Sixty thousand people are diagnosed with Parkinson’s disease (PD) each year, making it the second most common neurodegenerative disorder. PD results in a variety of gait disturbances, including muscular rigidity and decreased range of motion (ROM), that increase the fall risk of those afflicted. Osteopathic manipulative treatment (OMT) might address the somatic dysfunction associated with neurodegeneration in PD. Moreover, osteopathic cranial manipulative medicine (OCMM) might improve gait performance by improving circulation to the affected nervous tissue. Are these ideas realistic hypotheses or merely wishful thinking?
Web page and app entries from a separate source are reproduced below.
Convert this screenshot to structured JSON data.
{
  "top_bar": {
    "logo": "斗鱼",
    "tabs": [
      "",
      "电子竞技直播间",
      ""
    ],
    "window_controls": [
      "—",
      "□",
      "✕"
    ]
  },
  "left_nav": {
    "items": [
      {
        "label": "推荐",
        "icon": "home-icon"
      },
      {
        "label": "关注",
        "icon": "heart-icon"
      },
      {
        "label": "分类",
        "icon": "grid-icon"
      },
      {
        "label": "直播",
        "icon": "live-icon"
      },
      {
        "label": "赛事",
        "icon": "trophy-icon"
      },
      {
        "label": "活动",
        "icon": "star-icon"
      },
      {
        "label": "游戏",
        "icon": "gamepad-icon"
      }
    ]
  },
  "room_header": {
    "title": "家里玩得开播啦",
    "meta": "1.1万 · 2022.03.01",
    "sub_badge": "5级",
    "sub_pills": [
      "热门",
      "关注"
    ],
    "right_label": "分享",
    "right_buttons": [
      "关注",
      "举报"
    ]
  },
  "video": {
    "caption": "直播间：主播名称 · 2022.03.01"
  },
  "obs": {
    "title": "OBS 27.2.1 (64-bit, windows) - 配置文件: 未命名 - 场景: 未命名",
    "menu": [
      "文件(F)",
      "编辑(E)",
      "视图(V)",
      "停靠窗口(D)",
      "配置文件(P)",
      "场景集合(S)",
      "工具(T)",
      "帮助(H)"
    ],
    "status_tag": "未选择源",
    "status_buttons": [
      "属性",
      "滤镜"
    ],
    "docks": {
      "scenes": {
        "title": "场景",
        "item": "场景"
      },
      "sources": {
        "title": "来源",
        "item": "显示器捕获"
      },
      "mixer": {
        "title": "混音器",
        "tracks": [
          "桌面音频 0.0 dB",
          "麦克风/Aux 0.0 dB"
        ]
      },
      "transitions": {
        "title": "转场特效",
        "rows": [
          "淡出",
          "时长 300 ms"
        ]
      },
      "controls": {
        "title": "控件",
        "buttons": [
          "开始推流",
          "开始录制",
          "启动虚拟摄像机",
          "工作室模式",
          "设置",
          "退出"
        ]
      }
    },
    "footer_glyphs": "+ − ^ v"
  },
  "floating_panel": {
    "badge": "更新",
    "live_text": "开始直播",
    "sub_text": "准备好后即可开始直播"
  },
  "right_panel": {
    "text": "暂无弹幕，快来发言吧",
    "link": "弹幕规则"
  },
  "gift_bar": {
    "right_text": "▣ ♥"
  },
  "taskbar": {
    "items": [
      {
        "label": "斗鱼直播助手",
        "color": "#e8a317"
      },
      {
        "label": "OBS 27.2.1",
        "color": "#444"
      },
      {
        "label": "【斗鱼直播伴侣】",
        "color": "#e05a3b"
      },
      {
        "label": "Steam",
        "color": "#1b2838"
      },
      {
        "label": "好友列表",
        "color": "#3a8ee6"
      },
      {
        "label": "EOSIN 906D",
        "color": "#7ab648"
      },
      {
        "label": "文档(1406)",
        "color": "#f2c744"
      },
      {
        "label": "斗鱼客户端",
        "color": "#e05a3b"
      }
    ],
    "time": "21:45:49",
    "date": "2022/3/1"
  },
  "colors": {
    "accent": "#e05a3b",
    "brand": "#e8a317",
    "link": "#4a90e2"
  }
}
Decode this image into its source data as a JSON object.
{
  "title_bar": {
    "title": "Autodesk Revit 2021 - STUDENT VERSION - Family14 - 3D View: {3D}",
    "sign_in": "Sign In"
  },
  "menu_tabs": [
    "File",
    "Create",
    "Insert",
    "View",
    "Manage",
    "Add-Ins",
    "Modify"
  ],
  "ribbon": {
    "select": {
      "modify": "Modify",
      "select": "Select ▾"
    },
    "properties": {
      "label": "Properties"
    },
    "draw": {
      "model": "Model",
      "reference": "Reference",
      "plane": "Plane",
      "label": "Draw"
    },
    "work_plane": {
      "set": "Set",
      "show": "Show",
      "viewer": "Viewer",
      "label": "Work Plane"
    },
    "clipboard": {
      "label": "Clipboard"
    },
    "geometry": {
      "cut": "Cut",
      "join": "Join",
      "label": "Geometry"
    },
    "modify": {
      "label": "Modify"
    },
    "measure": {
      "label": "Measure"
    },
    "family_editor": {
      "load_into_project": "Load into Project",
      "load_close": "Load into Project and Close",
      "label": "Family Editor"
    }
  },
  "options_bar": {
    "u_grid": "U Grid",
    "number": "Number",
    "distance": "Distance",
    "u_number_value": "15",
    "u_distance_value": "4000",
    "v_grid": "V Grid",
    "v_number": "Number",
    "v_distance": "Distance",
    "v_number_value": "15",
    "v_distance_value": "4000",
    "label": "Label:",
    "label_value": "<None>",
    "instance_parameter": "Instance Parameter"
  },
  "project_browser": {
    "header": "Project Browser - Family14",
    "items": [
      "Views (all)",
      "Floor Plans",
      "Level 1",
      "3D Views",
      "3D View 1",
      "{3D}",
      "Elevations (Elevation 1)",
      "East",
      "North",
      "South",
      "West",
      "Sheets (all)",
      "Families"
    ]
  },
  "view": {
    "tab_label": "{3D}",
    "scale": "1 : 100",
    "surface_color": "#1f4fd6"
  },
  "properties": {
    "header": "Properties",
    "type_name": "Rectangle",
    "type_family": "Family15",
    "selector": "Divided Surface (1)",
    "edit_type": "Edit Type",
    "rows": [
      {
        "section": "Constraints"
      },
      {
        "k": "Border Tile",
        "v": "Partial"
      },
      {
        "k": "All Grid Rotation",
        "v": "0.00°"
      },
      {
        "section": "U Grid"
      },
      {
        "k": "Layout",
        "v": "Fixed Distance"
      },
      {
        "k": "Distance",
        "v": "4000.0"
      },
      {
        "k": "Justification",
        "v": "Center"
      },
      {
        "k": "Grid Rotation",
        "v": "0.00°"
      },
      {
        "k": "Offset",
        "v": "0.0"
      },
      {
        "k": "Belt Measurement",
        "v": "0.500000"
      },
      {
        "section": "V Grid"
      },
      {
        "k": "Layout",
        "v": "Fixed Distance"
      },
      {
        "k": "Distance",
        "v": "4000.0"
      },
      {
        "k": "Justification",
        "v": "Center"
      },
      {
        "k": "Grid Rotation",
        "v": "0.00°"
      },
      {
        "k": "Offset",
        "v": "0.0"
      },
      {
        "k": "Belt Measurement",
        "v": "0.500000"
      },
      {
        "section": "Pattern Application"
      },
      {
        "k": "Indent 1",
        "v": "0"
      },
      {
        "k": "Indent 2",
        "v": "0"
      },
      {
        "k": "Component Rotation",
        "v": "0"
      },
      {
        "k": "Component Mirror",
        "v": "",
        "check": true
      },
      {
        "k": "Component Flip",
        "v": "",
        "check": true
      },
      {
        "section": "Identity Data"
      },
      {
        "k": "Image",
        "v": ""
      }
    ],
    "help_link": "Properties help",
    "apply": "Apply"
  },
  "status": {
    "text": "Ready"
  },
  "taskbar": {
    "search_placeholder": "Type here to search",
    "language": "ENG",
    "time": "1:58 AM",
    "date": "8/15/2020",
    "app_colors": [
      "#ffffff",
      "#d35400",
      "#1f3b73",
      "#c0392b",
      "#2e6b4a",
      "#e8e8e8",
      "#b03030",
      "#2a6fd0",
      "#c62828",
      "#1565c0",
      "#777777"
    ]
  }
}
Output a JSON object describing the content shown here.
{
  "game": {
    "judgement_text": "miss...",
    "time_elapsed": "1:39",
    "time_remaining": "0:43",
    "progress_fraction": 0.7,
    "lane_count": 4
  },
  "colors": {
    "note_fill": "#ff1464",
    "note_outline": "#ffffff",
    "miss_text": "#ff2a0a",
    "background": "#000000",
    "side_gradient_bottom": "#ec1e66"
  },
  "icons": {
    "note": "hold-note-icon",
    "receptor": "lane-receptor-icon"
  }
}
This study aimed to determine whether a single session of OMT or OMT + OCMM can improve the gait of individuals with PD by addressing joint restrictions in the sagittal plane and by increasing ROM in the lower limb. It was designed as a two-group, randomized controlled trial in which individuals with PD (n=45) and age-matched healthy control participants (n=45) were recruited from the community. PD participants were included if they were otherwise healthy, able to stand and walk independently, had not received OMT or physical therapy (PT) within 30 days of data collection, and had idiopathic PD in Hoehn and Yahr stages 1.0-3.0.
PD participants were randomly assigned to one of three experimental treatment protocols:
- a ‘whole-body’ OMT protocol (OMT-WB), which included OMT and OCMM techniques;
- a ‘neck-down’ OMT protocol (OMT-ND), including only OMT techniques;
- and a sham treatment protocol.
Control participants were age-matched to a PD participant and were provided the same OMT experimental protocol.
An 18-camera motion analysis system was utilized to capture 3-dimensional (3D) position data in a treadmill walking trial before and after the assigned treatment protocol. Pretreatment and posttreatment hip, knee, and ankle ROM were compared with paired t-tests, and joint angle waveforms during the gait cycle were analyzed with statistical parametric mapping (SPM), which is a type of waveform analysis.
Individuals with PD had significantly reduced hip and knee extension in the stance phase compared to controls (32.9-71.2% and 32.4-56.0% of the gait cycle, respectively). Individuals with PD experienced a significant increase in total sagittal hip ROM (p=0.038) following a single session of the standardized OMT-WB treatment protocol. However, waveform analysis found no significant differences in sagittal hip, knee, or ankle angles at individual points of the gait cycle following OMT-WB, OMT-ND, or sham treatment protocols.
The authors concluded that the increase in hip ROM observed following a single session of OMT-WB suggests that OCMM in conjunction with OMT may be useful for improving gait kinematics in individuals with PD. Longitudinal studies over multiple visits are needed to determine the long-term effect of regular OMT and OMT+OCMM treatments on Parkinsonian gait characteristics.
The study has many significant limitations. For instance, the hypotheses tested lack plausibility and the outcome measures are of doubtful validity. Most importantly, the observed effects are only short term and their clinical relevance is highly questionable.